The debate has been particularly heated because it isn’t the first time Rowling has done some retrospective colour correction of a famously white-white-white series (never mind that back when I read it, I was buying every book by Indian authors writing in English that I could find since there were so few of them and finding the Patil twins in the Harry Potter books was then a happy event). Over the years, Rowling has announced that Dumbledore is gay and that Hermione was black and Anthony Goldstein was Jewish where there is no indication of any of this in the books. This week some young people took the opportunity to recant any love or loyalty to the Potter books or to say that they have known that Harry Potter is toxic all along. Others were deeply wounded by this and renewed their pledge of fealty and gratitude. Importantly they made it to Potter, not Rowling. And if you think it doesn’t matter what people read when they are young, remember that we are still suffering from the excesses of a global generation whose primal fantasies came from Ayn Rand.

As Maria Tatar, a scholar of children’s literature points out in that New Yorker profile, in response to criticisms of Rowling’s infamously clunky prose, great children’s literature is largely about the surface with some ventures into the deep. Young Harry Potter learnt to live in an imperfect world where people died and people cheated and people were weak. Potter fans already knew that and loved it anyway because even very young humans knew that the world is fragile, flawed and wonderful. Reading the first book aloud to a nephew reminded me recently of how superbly Rowling understands what is meaningful and what is funny to children.

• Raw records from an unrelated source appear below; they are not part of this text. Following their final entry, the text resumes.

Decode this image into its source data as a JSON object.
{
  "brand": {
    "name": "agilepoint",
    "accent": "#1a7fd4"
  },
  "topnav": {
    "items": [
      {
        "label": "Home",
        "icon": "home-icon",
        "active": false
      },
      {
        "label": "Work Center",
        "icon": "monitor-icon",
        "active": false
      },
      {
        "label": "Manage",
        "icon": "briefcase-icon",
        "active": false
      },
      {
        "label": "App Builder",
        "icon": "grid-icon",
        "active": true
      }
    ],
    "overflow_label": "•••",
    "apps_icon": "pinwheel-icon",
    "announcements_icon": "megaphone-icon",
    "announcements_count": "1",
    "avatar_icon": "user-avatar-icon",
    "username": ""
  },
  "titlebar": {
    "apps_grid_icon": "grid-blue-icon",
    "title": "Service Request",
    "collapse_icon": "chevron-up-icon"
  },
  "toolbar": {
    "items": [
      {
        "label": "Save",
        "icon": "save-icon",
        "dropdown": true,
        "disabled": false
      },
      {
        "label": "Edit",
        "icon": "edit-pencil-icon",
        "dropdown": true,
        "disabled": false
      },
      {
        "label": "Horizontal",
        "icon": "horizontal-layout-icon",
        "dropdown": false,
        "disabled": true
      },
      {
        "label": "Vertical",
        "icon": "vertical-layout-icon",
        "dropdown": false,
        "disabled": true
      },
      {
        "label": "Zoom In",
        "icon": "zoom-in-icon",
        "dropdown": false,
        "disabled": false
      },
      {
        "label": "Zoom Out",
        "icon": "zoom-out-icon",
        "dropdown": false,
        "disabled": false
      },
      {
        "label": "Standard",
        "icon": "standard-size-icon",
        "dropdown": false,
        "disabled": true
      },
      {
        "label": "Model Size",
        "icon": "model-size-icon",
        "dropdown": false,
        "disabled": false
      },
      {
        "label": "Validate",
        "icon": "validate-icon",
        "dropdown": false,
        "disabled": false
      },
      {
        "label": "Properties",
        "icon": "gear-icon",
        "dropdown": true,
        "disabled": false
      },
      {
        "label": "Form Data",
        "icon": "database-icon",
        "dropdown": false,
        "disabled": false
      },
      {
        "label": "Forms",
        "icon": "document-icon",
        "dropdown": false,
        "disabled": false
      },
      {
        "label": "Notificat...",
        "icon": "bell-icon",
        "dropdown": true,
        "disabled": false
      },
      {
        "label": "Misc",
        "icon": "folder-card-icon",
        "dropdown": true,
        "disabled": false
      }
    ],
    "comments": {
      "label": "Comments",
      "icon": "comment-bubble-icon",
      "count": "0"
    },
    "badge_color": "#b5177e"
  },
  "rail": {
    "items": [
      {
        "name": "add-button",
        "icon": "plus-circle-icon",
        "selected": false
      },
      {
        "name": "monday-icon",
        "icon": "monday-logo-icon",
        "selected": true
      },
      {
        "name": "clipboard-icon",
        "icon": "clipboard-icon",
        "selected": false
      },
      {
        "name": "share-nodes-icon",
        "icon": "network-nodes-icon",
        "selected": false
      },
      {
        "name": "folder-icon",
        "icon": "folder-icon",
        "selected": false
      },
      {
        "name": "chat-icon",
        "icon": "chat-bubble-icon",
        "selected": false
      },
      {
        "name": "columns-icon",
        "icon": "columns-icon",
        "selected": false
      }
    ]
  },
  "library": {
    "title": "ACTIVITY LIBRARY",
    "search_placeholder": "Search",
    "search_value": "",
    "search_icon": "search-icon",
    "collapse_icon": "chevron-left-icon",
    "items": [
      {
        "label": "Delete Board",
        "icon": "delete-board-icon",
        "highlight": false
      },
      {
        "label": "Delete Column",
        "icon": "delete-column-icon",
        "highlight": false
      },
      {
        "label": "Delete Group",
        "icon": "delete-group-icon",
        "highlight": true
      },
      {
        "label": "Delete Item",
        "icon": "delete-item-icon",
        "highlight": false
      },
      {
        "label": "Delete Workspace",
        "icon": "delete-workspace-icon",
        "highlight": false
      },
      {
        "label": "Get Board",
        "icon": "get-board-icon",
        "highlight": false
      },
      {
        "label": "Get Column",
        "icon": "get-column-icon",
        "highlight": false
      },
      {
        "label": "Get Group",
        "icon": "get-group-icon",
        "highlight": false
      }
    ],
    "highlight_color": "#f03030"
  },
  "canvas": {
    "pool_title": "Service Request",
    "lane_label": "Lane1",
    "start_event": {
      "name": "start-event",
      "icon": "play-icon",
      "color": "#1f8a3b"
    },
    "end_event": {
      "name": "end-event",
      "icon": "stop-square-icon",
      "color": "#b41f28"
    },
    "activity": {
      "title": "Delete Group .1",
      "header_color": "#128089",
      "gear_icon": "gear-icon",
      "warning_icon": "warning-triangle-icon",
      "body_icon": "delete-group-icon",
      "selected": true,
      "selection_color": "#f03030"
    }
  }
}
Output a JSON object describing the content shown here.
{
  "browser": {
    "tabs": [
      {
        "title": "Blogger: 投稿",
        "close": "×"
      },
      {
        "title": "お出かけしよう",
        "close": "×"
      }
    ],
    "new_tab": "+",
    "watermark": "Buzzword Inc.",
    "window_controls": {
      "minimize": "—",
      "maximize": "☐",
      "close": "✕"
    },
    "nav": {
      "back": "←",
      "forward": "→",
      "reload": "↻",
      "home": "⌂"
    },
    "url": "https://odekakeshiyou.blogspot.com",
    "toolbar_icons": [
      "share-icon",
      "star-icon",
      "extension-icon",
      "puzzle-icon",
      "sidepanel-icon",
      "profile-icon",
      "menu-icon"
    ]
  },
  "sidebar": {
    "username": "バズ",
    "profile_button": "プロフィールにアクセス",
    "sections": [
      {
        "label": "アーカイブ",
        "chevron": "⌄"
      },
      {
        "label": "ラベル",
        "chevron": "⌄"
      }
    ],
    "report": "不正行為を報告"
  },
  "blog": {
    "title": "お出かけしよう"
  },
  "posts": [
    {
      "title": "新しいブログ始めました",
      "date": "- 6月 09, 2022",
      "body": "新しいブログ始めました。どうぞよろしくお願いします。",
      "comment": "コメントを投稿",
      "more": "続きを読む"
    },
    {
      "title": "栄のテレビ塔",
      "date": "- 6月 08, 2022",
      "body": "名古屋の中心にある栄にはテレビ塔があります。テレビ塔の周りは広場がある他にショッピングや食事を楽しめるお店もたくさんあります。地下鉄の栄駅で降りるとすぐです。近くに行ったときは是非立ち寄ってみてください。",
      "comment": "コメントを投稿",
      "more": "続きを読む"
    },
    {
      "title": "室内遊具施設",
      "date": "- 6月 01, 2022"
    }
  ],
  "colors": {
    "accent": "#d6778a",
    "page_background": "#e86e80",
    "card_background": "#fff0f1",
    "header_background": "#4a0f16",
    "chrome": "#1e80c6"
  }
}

This bearded man from this other nourishing ür-book said, “Suffer little children to come unto me, and forbid them not." For an astonishing 20 years, children have come unto Rowling’s marvellous creation. Only now perhaps some of them are finding that their kingdom of heaven, their happy place, is not quite the good place. But they could have borne it if Rowling stayed out of Eden.

The trouble is Rowling can’t bear it. She doesn’t just want to keep up with the wokes. Instead she wants to have been woke all along and known it all along. What is It? All of It. As if her head is the Room of Requirement for Potter fans. Rowling wants to be on the side of the angels constantly and is, hence, busily revising the canon. Fan fiction is how fans make fictional universes more to their liking. But what if the author starts behaving as if she is writing fan fiction? Rowling has been doing these revisions to an established reality one tweet at time (like Elon Musk) with disastrous results (also like Elon Musk).

Potter fans have their books for coping, but Rowling needs to look elsewhere. For instance, she could look at the actor Molly Ringwald, star of all the iconic John Hughes iconic teen movies from the 1980s—Sixteen Candles, The Breakfast Club and Pretty In Pink. Post #MeToo, Ringwald has written with great empathy and sharpness about the flaws and sexism of those movies in a New Yorker article in April: “John wanted people to take teens seriously, and people did.... The conversations about them will change, and they should. It’s up to the following generations to figure out how to continue those conversations and make them their own—to keep talking, in schools, in activism and art—and trust that we care." And that important work of keeping the conversation alive is what Potter fans are doing magnificently.

On Twitter, we are all inadequate and we all want to be on the side of the angels but that is not something Joanne has realized yet.

Cheap Thrills is a fortnightly column about millennials, obsessions and secrets. Nisha Susan is the editor of the webzine The Ladies Finger.

She tweets at @chasingiamb

Close